"A paradoxical, puzzling, compellingly hypnotic work." --Village Voice
In Annie Baker's The Antipodes, a group of people sit around a table telling, cataloging, and theorizing stories. Their purpose is never clear: are they brainstorming ideas for a TV show? A film? A mythology? This is a world where ghostly fables co-exist with mundane discussions of snacks and sexual exploits, where the vague instruction to tell stories about "something monstrous" though "it might not be a literal monster" becomes maddeningly impossible. Part satire, part sacred rite, The Antipodes asks what value stories have for a world in crisis.
About the Author

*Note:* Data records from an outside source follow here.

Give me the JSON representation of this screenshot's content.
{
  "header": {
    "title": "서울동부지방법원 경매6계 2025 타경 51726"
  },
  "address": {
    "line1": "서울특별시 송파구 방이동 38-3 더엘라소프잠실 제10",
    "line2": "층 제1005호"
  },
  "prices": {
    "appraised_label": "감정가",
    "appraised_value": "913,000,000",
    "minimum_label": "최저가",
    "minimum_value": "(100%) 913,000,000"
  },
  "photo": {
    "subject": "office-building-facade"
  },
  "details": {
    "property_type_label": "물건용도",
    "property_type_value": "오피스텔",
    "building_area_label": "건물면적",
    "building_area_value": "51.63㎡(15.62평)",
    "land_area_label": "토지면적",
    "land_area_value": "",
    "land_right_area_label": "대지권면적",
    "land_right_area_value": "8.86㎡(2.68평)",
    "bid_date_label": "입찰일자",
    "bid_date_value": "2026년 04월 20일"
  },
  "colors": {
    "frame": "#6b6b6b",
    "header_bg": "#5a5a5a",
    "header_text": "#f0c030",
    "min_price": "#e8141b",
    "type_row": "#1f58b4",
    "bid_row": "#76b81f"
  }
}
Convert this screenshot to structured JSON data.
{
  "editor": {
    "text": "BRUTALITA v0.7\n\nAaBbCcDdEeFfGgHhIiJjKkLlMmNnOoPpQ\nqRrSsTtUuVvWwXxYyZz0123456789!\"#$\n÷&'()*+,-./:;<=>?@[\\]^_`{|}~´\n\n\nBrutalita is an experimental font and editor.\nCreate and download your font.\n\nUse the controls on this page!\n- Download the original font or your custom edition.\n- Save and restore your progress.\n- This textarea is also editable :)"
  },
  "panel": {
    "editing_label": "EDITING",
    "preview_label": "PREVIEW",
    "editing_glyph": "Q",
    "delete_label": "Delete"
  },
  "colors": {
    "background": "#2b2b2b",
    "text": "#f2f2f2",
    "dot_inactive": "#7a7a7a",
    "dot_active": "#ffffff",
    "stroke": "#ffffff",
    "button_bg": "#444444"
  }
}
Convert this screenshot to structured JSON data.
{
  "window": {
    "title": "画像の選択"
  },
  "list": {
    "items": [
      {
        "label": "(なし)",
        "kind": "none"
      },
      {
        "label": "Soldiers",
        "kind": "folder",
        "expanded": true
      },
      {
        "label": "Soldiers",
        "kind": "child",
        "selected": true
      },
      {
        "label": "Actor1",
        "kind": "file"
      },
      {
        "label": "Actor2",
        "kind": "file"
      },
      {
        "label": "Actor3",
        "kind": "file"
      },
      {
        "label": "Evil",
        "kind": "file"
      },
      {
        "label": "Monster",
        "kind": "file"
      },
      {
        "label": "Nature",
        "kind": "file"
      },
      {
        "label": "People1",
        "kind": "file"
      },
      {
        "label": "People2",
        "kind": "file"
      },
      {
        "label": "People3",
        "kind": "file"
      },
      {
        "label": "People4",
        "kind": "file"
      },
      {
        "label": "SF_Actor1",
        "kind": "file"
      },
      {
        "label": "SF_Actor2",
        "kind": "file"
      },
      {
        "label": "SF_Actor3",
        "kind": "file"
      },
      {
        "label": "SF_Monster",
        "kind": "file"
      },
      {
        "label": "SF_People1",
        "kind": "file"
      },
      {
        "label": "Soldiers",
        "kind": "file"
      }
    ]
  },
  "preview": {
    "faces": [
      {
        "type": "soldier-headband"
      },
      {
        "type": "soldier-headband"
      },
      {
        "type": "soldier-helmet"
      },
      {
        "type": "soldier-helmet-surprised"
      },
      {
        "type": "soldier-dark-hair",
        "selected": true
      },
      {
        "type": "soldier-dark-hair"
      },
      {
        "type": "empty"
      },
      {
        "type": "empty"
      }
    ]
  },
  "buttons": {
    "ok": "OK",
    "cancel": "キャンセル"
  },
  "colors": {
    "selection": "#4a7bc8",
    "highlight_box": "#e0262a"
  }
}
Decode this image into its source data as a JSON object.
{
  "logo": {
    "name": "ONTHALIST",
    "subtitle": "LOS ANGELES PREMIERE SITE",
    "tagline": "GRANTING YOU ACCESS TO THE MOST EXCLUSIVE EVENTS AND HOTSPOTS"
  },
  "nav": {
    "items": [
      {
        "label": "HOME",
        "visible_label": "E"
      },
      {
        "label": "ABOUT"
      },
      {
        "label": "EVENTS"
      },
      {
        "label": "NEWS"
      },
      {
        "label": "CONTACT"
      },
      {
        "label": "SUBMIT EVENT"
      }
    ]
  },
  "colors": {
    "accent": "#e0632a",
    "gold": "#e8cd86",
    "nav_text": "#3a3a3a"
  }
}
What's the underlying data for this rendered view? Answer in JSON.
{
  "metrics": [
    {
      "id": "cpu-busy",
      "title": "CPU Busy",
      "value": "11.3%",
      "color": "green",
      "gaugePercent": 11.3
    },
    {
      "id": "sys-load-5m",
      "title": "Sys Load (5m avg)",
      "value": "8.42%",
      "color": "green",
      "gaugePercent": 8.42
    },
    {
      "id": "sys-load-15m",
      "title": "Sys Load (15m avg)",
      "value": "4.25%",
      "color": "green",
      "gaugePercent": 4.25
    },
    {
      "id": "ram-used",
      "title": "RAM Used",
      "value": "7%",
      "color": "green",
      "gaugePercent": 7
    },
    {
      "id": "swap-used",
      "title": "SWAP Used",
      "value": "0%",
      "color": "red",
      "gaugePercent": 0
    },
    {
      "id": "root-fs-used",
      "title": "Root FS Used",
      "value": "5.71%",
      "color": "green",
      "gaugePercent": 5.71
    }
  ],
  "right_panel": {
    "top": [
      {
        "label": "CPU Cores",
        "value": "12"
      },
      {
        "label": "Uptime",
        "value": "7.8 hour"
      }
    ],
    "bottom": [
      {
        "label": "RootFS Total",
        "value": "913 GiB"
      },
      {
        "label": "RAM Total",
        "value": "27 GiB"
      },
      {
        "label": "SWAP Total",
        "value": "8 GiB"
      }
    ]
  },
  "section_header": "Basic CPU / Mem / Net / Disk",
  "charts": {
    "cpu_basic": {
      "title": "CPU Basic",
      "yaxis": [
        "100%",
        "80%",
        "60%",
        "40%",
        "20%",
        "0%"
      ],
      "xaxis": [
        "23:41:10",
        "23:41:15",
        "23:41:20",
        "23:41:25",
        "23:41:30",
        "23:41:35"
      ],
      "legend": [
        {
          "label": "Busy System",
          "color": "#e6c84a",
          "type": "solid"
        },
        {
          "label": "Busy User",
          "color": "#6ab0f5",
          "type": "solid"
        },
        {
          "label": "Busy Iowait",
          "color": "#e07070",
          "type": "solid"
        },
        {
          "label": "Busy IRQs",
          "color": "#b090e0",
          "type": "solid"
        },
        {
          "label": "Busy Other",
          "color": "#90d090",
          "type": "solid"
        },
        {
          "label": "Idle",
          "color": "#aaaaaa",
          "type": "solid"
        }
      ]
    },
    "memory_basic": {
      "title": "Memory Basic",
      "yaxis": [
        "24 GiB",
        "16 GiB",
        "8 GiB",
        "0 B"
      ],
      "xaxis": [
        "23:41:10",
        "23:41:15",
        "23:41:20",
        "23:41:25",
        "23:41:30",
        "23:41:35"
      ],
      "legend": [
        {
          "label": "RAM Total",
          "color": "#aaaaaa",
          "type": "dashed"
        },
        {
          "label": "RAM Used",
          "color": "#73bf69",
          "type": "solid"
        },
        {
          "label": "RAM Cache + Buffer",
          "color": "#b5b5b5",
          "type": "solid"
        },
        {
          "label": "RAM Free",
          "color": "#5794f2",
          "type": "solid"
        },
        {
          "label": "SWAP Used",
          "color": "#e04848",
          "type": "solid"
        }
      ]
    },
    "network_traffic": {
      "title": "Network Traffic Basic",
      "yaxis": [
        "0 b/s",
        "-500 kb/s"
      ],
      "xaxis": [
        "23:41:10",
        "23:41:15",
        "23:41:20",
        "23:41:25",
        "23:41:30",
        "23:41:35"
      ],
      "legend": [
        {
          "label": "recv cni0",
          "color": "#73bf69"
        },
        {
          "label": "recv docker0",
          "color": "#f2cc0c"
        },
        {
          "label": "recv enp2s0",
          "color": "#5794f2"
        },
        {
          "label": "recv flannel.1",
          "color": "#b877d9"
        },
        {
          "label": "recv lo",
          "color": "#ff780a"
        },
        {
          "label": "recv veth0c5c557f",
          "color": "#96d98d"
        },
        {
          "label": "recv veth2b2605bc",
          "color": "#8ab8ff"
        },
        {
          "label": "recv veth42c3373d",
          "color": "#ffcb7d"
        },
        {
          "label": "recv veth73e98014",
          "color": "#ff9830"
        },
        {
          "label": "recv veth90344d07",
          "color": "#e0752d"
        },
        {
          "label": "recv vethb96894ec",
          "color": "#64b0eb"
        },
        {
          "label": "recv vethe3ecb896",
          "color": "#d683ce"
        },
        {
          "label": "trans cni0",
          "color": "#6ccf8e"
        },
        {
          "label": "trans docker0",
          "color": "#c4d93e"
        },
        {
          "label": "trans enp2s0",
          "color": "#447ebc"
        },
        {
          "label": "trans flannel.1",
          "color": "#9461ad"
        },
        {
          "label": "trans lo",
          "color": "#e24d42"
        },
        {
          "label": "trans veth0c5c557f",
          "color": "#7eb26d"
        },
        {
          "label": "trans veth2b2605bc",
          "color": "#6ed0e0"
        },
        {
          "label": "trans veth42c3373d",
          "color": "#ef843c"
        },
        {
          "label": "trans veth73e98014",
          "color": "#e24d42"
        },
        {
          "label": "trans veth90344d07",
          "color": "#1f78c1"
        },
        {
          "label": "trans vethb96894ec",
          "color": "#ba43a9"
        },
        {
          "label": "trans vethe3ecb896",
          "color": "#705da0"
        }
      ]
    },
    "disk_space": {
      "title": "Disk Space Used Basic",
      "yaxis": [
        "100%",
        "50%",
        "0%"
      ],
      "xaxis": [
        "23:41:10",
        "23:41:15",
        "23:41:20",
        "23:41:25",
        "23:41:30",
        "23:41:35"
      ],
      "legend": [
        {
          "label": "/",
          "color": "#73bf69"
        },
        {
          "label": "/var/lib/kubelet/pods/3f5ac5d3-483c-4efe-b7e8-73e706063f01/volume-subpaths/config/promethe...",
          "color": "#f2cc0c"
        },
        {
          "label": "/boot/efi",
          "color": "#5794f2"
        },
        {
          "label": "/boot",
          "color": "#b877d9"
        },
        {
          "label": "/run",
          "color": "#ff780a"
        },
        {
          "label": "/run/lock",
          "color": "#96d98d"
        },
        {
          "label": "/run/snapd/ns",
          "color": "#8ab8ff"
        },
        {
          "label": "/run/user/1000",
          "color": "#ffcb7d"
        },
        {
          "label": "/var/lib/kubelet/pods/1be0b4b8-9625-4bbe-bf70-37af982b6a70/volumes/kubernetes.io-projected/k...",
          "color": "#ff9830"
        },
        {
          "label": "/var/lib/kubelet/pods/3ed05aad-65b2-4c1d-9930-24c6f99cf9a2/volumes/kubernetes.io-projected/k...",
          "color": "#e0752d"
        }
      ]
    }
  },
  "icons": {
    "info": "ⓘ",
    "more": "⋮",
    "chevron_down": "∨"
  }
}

Annie Baker's plays include The Flick (Pulitzer Prize), John, The Aliens (Obie Award), Circle Mirror Transformation (Obie Award), and an adaptation of Anton Chekhov's Uncle Vanya. Her plays have been produced at more than two hundred theaters throughout the U.S. and in more than a dozen countries. She is the recipient of a MacArthur Fellowship, Guggenheim Fellowship, Steinberg Playwright Award, American Academy of Arts and Letters Award, and the Cullman Fellowship at the New York Public Library.